Sustainable construction: ecology – economy – functionality
The new building meets what is known as the KW70 standard, which means that it uses only 70 kilowatt hours of primary energy per square metre each year. As a comparison – buildings that are not insulated need up to 300 KW. Primary energy requirements are particularly indicative when determining the energy efficiency of a building. This is because, in addition to the energy needed for heating and hot water, they also take into account the energy losses made by the energy supplier at the source, as well as processing at the power plant or refinery, and transportation to the building.
Many factors contribute to ensuring the achievement of such a high standard: the building is equipped with a sophisticated ventilation and extraction system that includes heat recovery. All rooms have thermo-active ceilings for integrated heating and cooling. Office lighting can be controlled individually or works automatically using presence detectors. Sunshading is integrated in the outer facade. Half of the 1,600 or so piles that have been sunk into the soft earth underneath the Elbe river island capture heat from geothermal energy.
All these aspects earned the building a Gold certificate by the German Sustainable Building Council even before it was constructed.
A symbol of openness and transparency
The design by the Berlin-based architects Sauerbruch Hutton and the Rosbach-based engineering company INNIUS RR, which won the Europe-wide architectural competition in 2009, not only stands for climate-friendly construction, but also reflects openness and transparency. All the different parts of the building are linked from within by an “access route”, which is aimed at facilitating communication among staff. Each of the other seven buildings apart from the main tower have an open atrium. These atria let in plenty of natural light and enable staff and visitors to find their way around the 60,000 square metre ministry building.
In addition to being well connected within the building, the Ministry also wanted to open up to the district itself: with this in mind, the central foyer at the foot of the tower block has been designed as a large forum that is open to the public. The model of Hamburg exhibited here shows the city centre. The staff canteen is also open to the public.
Part of the International Building Exhibition 2013

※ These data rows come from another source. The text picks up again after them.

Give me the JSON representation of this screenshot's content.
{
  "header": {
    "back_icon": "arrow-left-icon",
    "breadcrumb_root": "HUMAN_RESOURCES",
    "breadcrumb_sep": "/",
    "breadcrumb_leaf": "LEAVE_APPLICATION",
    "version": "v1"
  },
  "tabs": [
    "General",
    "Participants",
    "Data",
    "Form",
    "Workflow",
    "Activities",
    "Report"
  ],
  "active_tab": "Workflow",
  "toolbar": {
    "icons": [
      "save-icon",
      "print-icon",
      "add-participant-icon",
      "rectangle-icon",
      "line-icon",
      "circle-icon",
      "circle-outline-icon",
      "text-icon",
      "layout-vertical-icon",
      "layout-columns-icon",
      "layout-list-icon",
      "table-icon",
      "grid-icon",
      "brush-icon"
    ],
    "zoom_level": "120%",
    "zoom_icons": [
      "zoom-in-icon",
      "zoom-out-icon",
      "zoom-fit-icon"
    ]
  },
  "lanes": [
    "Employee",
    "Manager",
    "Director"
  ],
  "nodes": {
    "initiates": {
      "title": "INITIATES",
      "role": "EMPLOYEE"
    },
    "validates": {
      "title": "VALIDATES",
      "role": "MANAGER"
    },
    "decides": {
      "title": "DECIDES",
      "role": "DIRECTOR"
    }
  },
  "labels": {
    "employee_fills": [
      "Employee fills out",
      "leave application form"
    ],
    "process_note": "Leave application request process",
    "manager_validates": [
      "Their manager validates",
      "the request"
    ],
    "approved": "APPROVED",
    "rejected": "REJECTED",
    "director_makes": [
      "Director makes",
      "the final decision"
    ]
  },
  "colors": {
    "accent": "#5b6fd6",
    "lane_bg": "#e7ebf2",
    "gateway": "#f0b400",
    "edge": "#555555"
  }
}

The building realised by Hamburg Sprinkenhof AG was part of the International Building Exhibition (IBA). The exhibition on the Elbe river islands involved over 60 projects illustrating the future of housing. In the process, a new urban district called Wilhelmsburg Central was created from a former brownfield site, housing several IBA buildings as well as the International Garden Show 2013.